=== Instructions to follow ===
What's needed is an exact copy of all the data below, without pictures.

=== Data extracted from a collection ===
========================
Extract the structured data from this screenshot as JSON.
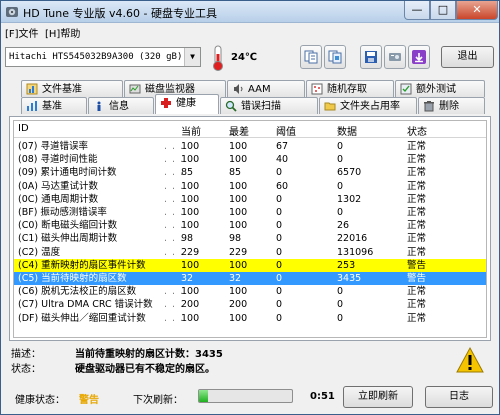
{
  "window": {
    "title": "HD Tune 专业版 v4.60 - 硬盘专业工具",
    "minimize_glyph": "—",
    "maximize_glyph": "□",
    "close_glyph": "✕"
  },
  "menu": {
    "file": "[F]文件",
    "help": "[H]帮助"
  },
  "toolbar": {
    "drive_label": "Hitachi HTS545032B9A300 (320 gB)",
    "temperature": "24℃",
    "exit_label": "退出",
    "icons": [
      "copy-text-icon",
      "copy-screenshot-icon",
      "save-icon",
      "disk-options-icon",
      "download-icon"
    ]
  },
  "tabs": {
    "row1": [
      "文件基准",
      "磁盘监视器",
      "AAM",
      "随机存取",
      "额外测试"
    ],
    "row2": [
      "基准",
      "信息",
      "健康",
      "错误扫描",
      "文件夹占用率",
      "删除"
    ],
    "active": "健康"
  },
  "table": {
    "headers": [
      "ID",
      "当前",
      "最差",
      "阈值",
      "数据",
      "状态"
    ],
    "rows": [
      {
        "id": "(07) 寻道错误率",
        "current": "100",
        "worst": "100",
        "threshold": "67",
        "data": "0",
        "status": "正常"
      },
      {
        "id": "(08) 寻道时间性能",
        "current": "100",
        "worst": "100",
        "threshold": "40",
        "data": "0",
        "status": "正常"
      },
      {
        "id": "(09) 累计通电时间计数",
        "current": "85",
        "worst": "85",
        "threshold": "0",
        "data": "6570",
        "status": "正常"
      },
      {
        "id": "(0A) 马达重试计数",
        "current": "100",
        "worst": "100",
        "threshold": "60",
        "data": "0",
        "status": "正常"
      },
      {
        "id": "(0C) 通电周期计数",
        "current": "100",
        "worst": "100",
        "threshold": "0",
        "data": "1302",
        "status": "正常"
      },
      {
        "id": "(BF) 振动感测错误率",
        "current": "100",
        "worst": "100",
        "threshold": "0",
        "data": "0",
        "status": "正常"
      },
      {
        "id": "(C0) 断电磁头缩回计数",
        "current": "100",
        "worst": "100",
        "threshold": "0",
        "data": "26",
        "status": "正常"
      },
      {
        "id": "(C1) 磁头伸出周期计数",
        "current": "98",
        "worst": "98",
        "threshold": "0",
        "data": "22016",
        "status": "正常"
      },
      {
        "id": "(C2) 温度",
        "current": "229",
        "worst": "229",
        "threshold": "0",
        "data": "131096",
        "status": "正常"
      },
      {
        "id": "(C4) 重新映射的扇区事件计数",
        "current": "100",
        "worst": "100",
        "threshold": "0",
        "data": "253",
        "status": "警告",
        "highlight": "yellow"
      },
      {
        "id": "(C5) 当前待映射的扇区数",
        "current": "32",
        "worst": "32",
        "threshold": "0",
        "data": "3435",
        "status": "警告",
        "highlight": "blue"
      },
      {
        "id": "(C6) 脱机无法校正的扇区数",
        "current": "100",
        "worst": "100",
        "threshold": "0",
        "data": "0",
        "status": "正常"
      },
      {
        "id": "(C7) Ultra DMA CRC 错误计数",
        "current": "200",
        "worst": "200",
        "threshold": "0",
        "data": "0",
        "status": "正常"
      },
      {
        "id": "(DF) 磁头伸出／缩回重试计数",
        "current": "100",
        "worst": "100",
        "threshold": "0",
        "data": "0",
        "status": "正常"
      }
    ]
  },
  "details": {
    "desc_label": "描述：",
    "desc_value": "当前待重映射的扇区计数：3435",
    "status_label": "状态：",
    "status_value": "硬盘驱动器已有不稳定的扇区。"
  },
  "statusbar": {
    "health_label": "健康状态：",
    "health_value": "警告",
    "next_refresh_label": "下次刷新：",
    "countdown": "0:51",
    "refresh_progress": 0.1,
    "refresh_label": "立即刷新",
    "log_label": "日志"
  },
  "colors": {
    "warning_text": "#e8a800",
    "row_yellow": "#ffff00",
    "row_blue": "#3399ff"
  }
}
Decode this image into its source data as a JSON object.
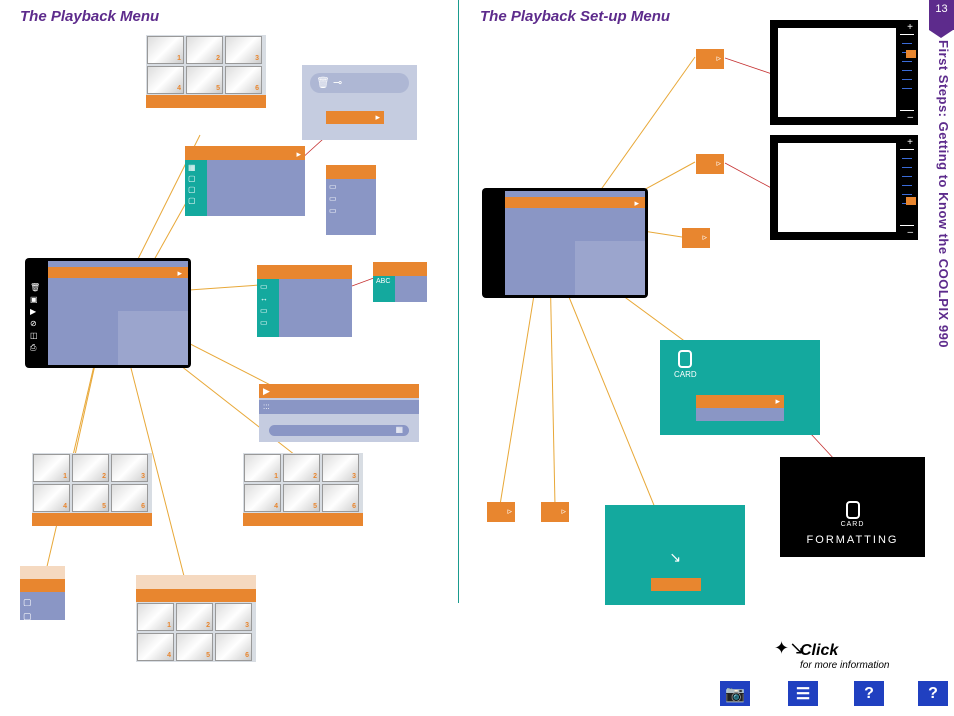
{
  "titles": {
    "left": "The Playback Menu",
    "right": "The Playback Set-up Menu"
  },
  "page_number": "13",
  "side_text": "First Steps: Getting to Know the COOLPIX 990",
  "click": {
    "title": "Click",
    "subtitle": "for more information"
  },
  "card": {
    "label": "CARD",
    "formatting": "FORMATTING"
  },
  "brightness": {
    "plus": "+",
    "minus": "–"
  },
  "thumbs": [
    "1",
    "2",
    "3",
    "4",
    "5",
    "6"
  ],
  "nav": {
    "camera": "📷",
    "list": "☰",
    "q1": "?",
    "q2": "?"
  }
}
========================
=== Reply ===
Extract the structured data from this screenshot as JSON.
{
  "window": {
    "title": "HD Tune 专业版 v4.60 - 硬盘专业工具",
    "minimize_glyph": "—",
    "maximize_glyph": "□",
    "close_glyph": "✕"
  },
  "menu": {
    "file": "[F]文件",
    "help": "[H]帮助"
  },
  "toolbar": {
    "drive_label": "Hitachi HTS545032B9A300 (320 gB)",
    "temperature": "24℃",
    "exit_label": "退出",
    "icons": [
      "copy-text-icon",
      "copy-screenshot-icon",
      "save-icon",
      "disk-options-icon",
      "download-icon"
    ]
  },
  "tabs": {
    "row1": [
      "文件基准",
      "磁盘监视器",
      "AAM",
      "随机存取",
      "额外测试"
    ],
    "row2": [
      "基准",
      "信息",
      "健康",
      "错误扫描",
      "文件夹占用率",
      "删除"
    ],
    "active": "健康"
  },
  "table": {
    "headers": [
      "ID",
      "当前",
      "最差",
      "阈值",
      "数据",
      "状态"
    ],
    "rows": [
      {
        "id": "(07) 寻道错误率",
        "current": "100",
        "worst": "100",
        "threshold": "67",
        "data": "0",
        "status": "正常"
      },
      {
        "id": "(08) 寻道时间性能",
        "current": "100",
        "worst": "100",
        "threshold": "40",
        "data": "0",
        "status": "正常"
      },
      {
        "id": "(09) 累计通电时间计数",
        "current": "85",
        "worst": "85",
        "threshold": "0",
        "data": "6570",
        "status": "正常"
      },
      {
        "id": "(0A) 马达重试计数",
        "current": "100",
        "worst": "100",
        "threshold": "60",
        "data": "0",
        "status": "正常"
      },
      {
        "id": "(0C) 通电周期计数",
        "current": "100",
        "worst": "100",
        "threshold": "0",
        "data": "1302",
        "status": "正常"
      },
      {
        "id": "(BF) 振动感测错误率",
        "current": "100",
        "worst": "100",
        "threshold": "0",
        "data": "0",
        "status": "正常"
      },
      {
        "id": "(C0) 断电磁头缩回计数",
        "current": "100",
        "worst": "100",
        "threshold": "0",
        "data": "26",
        "status": "正常"
      },
      {
        "id": "(C1) 磁头伸出周期计数",
        "current": "98",
        "worst": "98",
        "threshold": "0",
        "data": "22016",
        "status": "正常"
      },
      {
        "id": "(C2) 温度",
        "current": "229",
        "worst": "229",
        "threshold": "0",
        "data": "131096",
        "status": "正常"
      },
      {
        "id": "(C4) 重新映射的扇区事件计数",
        "current": "100",
        "worst": "100",
        "threshold": "0",
        "data": "253",
        "status": "警告",
        "highlight": "yellow"
      },
      {
        "id": "(C5) 当前待映射的扇区数",
        "current": "32",
        "worst": "32",
        "threshold": "0",
        "data": "3435",
        "status": "警告",
        "highlight": "blue"
      },
      {
        "id": "(C6) 脱机无法校正的扇区数",
        "current": "100",
        "worst": "100",
        "threshold": "0",
        "data": "0",
        "status": "正常"
      },
      {
        "id": "(C7) Ultra DMA CRC 错误计数",
        "current": "200",
        "worst": "200",
        "threshold": "0",
        "data": "0",
        "status": "正常"
      },
      {
        "id": "(DF) 磁头伸出／缩回重试计数",
        "current": "100",
        "worst": "100",
        "threshold": "0",
        "data": "0",
        "status": "正常"
      }
    ]
  },
  "details": {
    "desc_label": "描述：",
    "desc_value": "当前待重映射的扇区计数：3435",
    "status_label": "状态：",
    "status_value": "硬盘驱动器已有不稳定的扇区。"
  },
  "statusbar": {
    "health_label": "健康状态：",
    "health_value": "警告",
    "next_refresh_label": "下次刷新：",
    "countdown": "0:51",
    "refresh_progress": 0.1,
    "refresh_label": "立即刷新",
    "log_label": "日志"
  },
  "colors": {
    "warning_text": "#e8a800",
    "row_yellow": "#ffff00",
    "row_blue": "#3399ff"
  }
}
Decode this image into its source data as a JSON object.
{
  "titles": {
    "left": "The Playback Menu",
    "right": "The Playback Set-up Menu"
  },
  "page_number": "13",
  "side_text": "First Steps: Getting to Know the COOLPIX 990",
  "click": {
    "title": "Click",
    "subtitle": "for more information"
  },
  "card": {
    "label": "CARD",
    "formatting": "FORMATTING"
  },
  "brightness": {
    "plus": "+",
    "minus": "–"
  },
  "thumbs": [
    "1",
    "2",
    "3",
    "4",
    "5",
    "6"
  ],
  "nav": {
    "camera": "📷",
    "list": "☰",
    "q1": "?",
    "q2": "?"
  }
}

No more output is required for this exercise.